The key study by Flach (2014) reported 90% biodegradation of tetradecyloctadecan-1-ol in an OECD 301B CO2-evolution test over 28 days. More than 60% of tetradecyloctadecan-1-ol had degraded within the 10-day study window. The key study demonstrates that tetradecyloctadecan-1-ol, a C32 long chain alcohol, is readily biodegradable. In a study by Flach (2012b), 2-decyltetradecanol degraded by 84% in a 28-day test and achieved the 10-day window confirming the ready biodegradability of this long chain alcohol (C24) that is an analogue to constituents of Alcohols, C20-30 (even numbered). Similarly, three studies examined the biodegradability of Isofol 24, 28, and 32 in an OECD 301F Electrolytic(Manometric) Respirometry Method test.

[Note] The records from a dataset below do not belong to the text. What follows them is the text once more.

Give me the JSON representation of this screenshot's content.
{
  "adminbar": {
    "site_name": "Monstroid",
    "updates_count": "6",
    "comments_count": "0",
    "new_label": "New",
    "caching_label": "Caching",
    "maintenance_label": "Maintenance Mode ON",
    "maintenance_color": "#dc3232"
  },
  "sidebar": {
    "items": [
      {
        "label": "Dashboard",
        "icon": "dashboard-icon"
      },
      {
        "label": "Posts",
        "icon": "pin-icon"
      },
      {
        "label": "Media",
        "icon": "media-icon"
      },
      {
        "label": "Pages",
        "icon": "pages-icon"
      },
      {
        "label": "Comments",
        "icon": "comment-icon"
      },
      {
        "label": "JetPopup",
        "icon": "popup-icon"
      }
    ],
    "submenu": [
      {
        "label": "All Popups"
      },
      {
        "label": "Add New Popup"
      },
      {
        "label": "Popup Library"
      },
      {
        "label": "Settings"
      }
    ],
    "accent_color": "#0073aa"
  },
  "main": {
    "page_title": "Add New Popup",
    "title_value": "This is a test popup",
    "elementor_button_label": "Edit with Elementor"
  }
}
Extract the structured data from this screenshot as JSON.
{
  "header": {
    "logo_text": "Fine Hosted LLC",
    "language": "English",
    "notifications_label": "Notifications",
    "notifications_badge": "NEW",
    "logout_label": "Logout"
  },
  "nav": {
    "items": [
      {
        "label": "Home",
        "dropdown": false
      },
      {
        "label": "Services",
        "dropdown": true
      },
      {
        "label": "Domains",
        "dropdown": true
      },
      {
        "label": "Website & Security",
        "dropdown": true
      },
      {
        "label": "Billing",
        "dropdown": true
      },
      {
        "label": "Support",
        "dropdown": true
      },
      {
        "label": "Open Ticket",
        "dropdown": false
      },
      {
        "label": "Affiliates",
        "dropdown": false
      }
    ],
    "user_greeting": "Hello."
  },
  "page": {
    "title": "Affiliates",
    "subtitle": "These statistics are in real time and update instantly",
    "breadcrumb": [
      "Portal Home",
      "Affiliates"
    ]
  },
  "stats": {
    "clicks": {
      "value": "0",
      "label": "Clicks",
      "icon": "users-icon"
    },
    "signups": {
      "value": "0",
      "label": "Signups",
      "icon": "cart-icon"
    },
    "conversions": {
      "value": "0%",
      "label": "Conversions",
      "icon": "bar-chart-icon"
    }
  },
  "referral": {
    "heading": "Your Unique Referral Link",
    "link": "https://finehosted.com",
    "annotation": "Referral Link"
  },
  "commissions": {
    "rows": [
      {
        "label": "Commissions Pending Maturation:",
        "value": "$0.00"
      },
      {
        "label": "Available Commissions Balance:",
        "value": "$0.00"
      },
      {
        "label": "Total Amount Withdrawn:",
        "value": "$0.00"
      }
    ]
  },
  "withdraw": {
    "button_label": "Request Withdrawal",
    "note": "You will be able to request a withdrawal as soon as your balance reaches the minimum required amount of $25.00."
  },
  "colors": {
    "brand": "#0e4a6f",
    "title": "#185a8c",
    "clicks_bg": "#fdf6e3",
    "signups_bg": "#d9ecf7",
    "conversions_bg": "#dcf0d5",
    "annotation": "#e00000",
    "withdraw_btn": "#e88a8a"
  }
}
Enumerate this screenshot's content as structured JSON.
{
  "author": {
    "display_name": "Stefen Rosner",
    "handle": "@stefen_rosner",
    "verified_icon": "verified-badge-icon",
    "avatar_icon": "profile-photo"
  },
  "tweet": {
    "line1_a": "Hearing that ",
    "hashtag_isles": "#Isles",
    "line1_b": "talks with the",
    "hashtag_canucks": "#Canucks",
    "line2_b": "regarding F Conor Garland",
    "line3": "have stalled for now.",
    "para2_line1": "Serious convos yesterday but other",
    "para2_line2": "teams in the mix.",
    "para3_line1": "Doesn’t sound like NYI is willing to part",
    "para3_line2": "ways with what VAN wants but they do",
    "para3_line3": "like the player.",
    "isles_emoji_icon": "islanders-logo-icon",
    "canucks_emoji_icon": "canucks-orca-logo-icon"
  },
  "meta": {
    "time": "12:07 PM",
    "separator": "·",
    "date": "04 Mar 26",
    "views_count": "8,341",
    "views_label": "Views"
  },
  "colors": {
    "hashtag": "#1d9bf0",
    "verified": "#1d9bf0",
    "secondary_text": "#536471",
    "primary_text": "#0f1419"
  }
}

Isofol 24 and 32 demonstrated ready biodegradability by reaching >60% ThOD within a 10 day window. However, Isofol 28 is considered inherently biodegradable achieving >60% ThOD in a 28 day period.

 

Two studies showed the constituent docosan-1-ol (C22) to be readily biodegradable with 87.9% and 87.5% degradation in 28 days corresponding to studies by Federle (2009) and Flach (2012a), respectively. The constituent eicosan-1-ol (C20) was also reported to be readily biodegradable with 88.4% degradation in the 28-day study by Federle (2009). A study by Mead (2000) reported slow degradation of docosan-1-ol (37%) after 28 days. It is not known why this study is inconsistent when the rate of biodegradation is approximately half the rate of all the other experimental studies. The OECD (2005) predicted eicosan-1-ol to be “inherently biodegradable” when modelled using QSAR. The study by Mead (2000) and the QSAR prediction are attributed with lower weighting than the other experimental studies.

 

All of the experimental studies and evidence from the published literature demonstrate that constituents and analogues of Alcohols, C20-30 (even numbered) will degrade in the aquatic environment. It is concluded that, given the very close similarity between LCA Category alcohols, 2-decyltetradecanol and tetradecyloctadecan-1-ol, as well as similar physico-chemical properties and structure, Alcohols, C20-30 (even numbered) will rapidly and readily biodegrade in the environment. The weight of evidence (5 of 6 experimental studies) supports ready biodegradation of these long chain alcohols, in particular those with longer carbon chain lengths (C24 and C32) corresponding to and extending beyond Alcohols, C20-30 (even numbered).

 

Annex IX column 2 of the REACH Regulation states that a study on the Biodegradation in Water and Sediment and a study on Biodegradation in Soil do not need to be conducted if the substance is readily biodegradable. Therefore, studies on Biodegradation in Water and Sediment and Biodegradation in Soil are waived for Alcohols, C20-30 (even numbered) due to its ready biodegradability in the aquatic environment.

 

There is substantial experimental evidence that both linear and branched long chain alcohols with carbon chain length up to and including C32 readily biodgrade in water. Since Alcohols, C22 -30 (even numbered), branched and linear comprise over 70% linear long chain alcohols and typically 85% linear and secondary branched long chain alcohols, it is reasonable to conclude it will readily biodegrade in water.